==== Data under study ====

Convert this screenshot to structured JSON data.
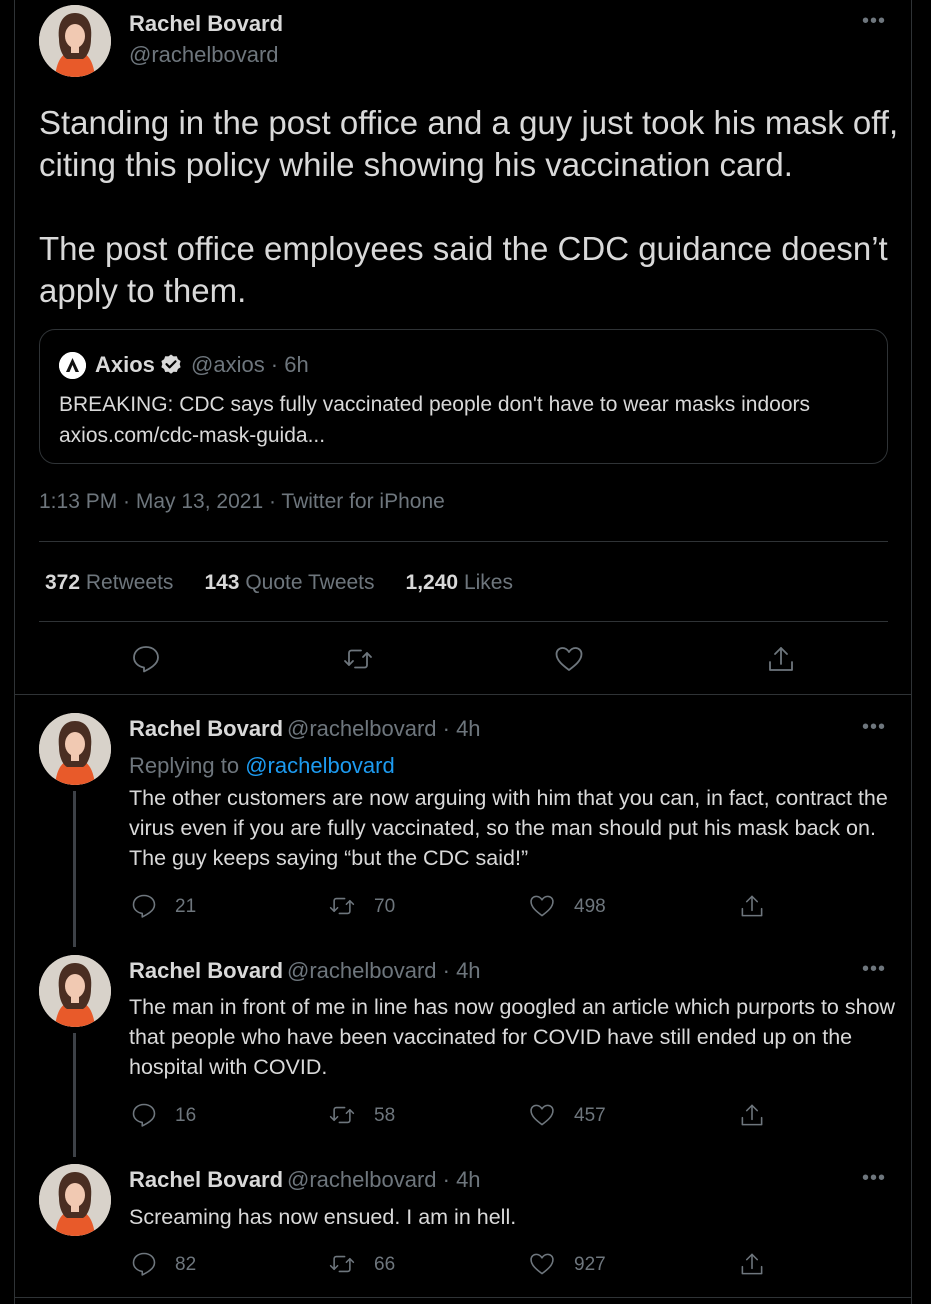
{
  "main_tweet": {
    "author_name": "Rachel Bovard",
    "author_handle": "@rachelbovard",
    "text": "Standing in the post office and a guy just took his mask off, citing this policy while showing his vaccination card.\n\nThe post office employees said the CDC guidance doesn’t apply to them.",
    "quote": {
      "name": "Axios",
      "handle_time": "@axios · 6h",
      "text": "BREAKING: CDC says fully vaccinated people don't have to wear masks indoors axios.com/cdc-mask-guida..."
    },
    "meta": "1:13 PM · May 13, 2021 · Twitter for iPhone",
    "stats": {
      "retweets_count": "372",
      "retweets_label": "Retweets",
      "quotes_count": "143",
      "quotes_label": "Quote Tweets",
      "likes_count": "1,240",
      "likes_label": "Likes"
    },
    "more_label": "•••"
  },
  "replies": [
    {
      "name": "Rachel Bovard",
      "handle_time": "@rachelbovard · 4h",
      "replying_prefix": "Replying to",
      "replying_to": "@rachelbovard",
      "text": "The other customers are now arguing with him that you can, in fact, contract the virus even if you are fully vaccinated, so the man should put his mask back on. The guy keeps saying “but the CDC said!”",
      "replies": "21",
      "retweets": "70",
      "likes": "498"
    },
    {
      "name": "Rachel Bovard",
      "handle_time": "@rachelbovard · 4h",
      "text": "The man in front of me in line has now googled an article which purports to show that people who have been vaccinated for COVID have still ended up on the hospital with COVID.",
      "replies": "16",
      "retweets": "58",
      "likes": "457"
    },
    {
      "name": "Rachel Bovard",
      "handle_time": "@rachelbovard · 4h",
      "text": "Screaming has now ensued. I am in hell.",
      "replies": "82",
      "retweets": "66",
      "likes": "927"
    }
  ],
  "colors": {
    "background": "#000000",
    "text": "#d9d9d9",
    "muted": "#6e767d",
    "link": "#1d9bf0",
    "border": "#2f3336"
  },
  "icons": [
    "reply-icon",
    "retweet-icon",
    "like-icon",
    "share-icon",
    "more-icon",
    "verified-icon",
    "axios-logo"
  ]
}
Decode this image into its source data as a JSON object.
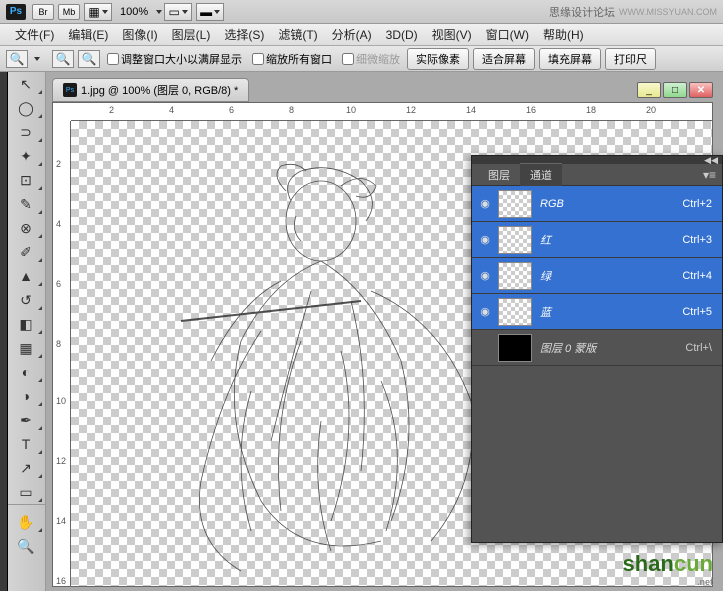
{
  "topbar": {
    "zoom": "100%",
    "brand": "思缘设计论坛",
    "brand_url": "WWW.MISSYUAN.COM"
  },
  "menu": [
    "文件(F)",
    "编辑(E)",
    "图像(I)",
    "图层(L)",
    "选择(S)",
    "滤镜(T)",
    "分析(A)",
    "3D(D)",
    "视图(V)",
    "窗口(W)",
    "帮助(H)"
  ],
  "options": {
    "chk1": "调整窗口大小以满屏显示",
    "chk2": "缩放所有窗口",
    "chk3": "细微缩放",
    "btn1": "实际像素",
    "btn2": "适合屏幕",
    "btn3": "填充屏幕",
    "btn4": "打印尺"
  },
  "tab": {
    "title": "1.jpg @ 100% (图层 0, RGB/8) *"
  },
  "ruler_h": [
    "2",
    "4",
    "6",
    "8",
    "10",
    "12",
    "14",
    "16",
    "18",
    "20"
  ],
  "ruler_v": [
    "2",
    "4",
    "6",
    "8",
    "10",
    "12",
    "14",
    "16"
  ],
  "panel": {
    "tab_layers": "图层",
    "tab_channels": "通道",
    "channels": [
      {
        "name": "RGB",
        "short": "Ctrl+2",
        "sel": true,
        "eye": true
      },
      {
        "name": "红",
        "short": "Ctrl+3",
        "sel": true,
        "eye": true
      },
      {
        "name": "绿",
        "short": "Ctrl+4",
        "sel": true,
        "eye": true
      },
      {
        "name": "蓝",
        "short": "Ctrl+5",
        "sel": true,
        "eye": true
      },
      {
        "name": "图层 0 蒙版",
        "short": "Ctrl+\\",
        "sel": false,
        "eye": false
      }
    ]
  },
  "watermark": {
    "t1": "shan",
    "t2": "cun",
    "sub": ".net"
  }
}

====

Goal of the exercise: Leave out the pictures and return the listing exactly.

Response:
Convert this screenshot to structured JSON data.
{
  "main_tweet": {
    "author_name": "Rachel Bovard",
    "author_handle": "@rachelbovard",
    "text": "Standing in the post office and a guy just took his mask off, citing this policy while showing his vaccination card.\n\nThe post office employees said the CDC guidance doesn’t apply to them.",
    "quote": {
      "name": "Axios",
      "handle_time": "@axios · 6h",
      "text": "BREAKING: CDC says fully vaccinated people don't have to wear masks indoors axios.com/cdc-mask-guida..."
    },
    "meta": "1:13 PM · May 13, 2021 · Twitter for iPhone",
    "stats": {
      "retweets_count": "372",
      "retweets_label": "Retweets",
      "quotes_count": "143",
      "quotes_label": "Quote Tweets",
      "likes_count": "1,240",
      "likes_label": "Likes"
    },
    "more_label": "•••"
  },
  "replies": [
    {
      "name": "Rachel Bovard",
      "handle_time": "@rachelbovard · 4h",
      "replying_prefix": "Replying to",
      "replying_to": "@rachelbovard",
      "text": "The other customers are now arguing with him that you can, in fact, contract the virus even if you are fully vaccinated, so the man should put his mask back on. The guy keeps saying “but the CDC said!”",
      "replies": "21",
      "retweets": "70",
      "likes": "498"
    },
    {
      "name": "Rachel Bovard",
      "handle_time": "@rachelbovard · 4h",
      "text": "The man in front of me in line has now googled an article which purports to show that people who have been vaccinated for COVID have still ended up on the hospital with COVID.",
      "replies": "16",
      "retweets": "58",
      "likes": "457"
    },
    {
      "name": "Rachel Bovard",
      "handle_time": "@rachelbovard · 4h",
      "text": "Screaming has now ensued. I am in hell.",
      "replies": "82",
      "retweets": "66",
      "likes": "927"
    }
  ],
  "colors": {
    "background": "#000000",
    "text": "#d9d9d9",
    "muted": "#6e767d",
    "link": "#1d9bf0",
    "border": "#2f3336"
  },
  "icons": [
    "reply-icon",
    "retweet-icon",
    "like-icon",
    "share-icon",
    "more-icon",
    "verified-icon",
    "axios-logo"
  ]
}
Decode this image into its source data as a JSON object.
{
  "topbar": {
    "zoom": "100%",
    "brand": "思缘设计论坛",
    "brand_url": "WWW.MISSYUAN.COM"
  },
  "menu": [
    "文件(F)",
    "编辑(E)",
    "图像(I)",
    "图层(L)",
    "选择(S)",
    "滤镜(T)",
    "分析(A)",
    "3D(D)",
    "视图(V)",
    "窗口(W)",
    "帮助(H)"
  ],
  "options": {
    "chk1": "调整窗口大小以满屏显示",
    "chk2": "缩放所有窗口",
    "chk3": "细微缩放",
    "btn1": "实际像素",
    "btn2": "适合屏幕",
    "btn3": "填充屏幕",
    "btn4": "打印尺"
  },
  "tab": {
    "title": "1.jpg @ 100% (图层 0, RGB/8) *"
  },
  "ruler_h": [
    "2",
    "4",
    "6",
    "8",
    "10",
    "12",
    "14",
    "16",
    "18",
    "20"
  ],
  "ruler_v": [
    "2",
    "4",
    "6",
    "8",
    "10",
    "12",
    "14",
    "16"
  ],
  "panel": {
    "tab_layers": "图层",
    "tab_channels": "通道",
    "channels": [
      {
        "name": "RGB",
        "short": "Ctrl+2",
        "sel": true,
        "eye": true
      },
      {
        "name": "红",
        "short": "Ctrl+3",
        "sel": true,
        "eye": true
      },
      {
        "name": "绿",
        "short": "Ctrl+4",
        "sel": true,
        "eye": true
      },
      {
        "name": "蓝",
        "short": "Ctrl+5",
        "sel": true,
        "eye": true
      },
      {
        "name": "图层 0 蒙版",
        "short": "Ctrl+\\",
        "sel": false,
        "eye": false
      }
    ]
  },
  "watermark": {
    "t1": "shan",
    "t2": "cun",
    "sub": ".net"
  }
}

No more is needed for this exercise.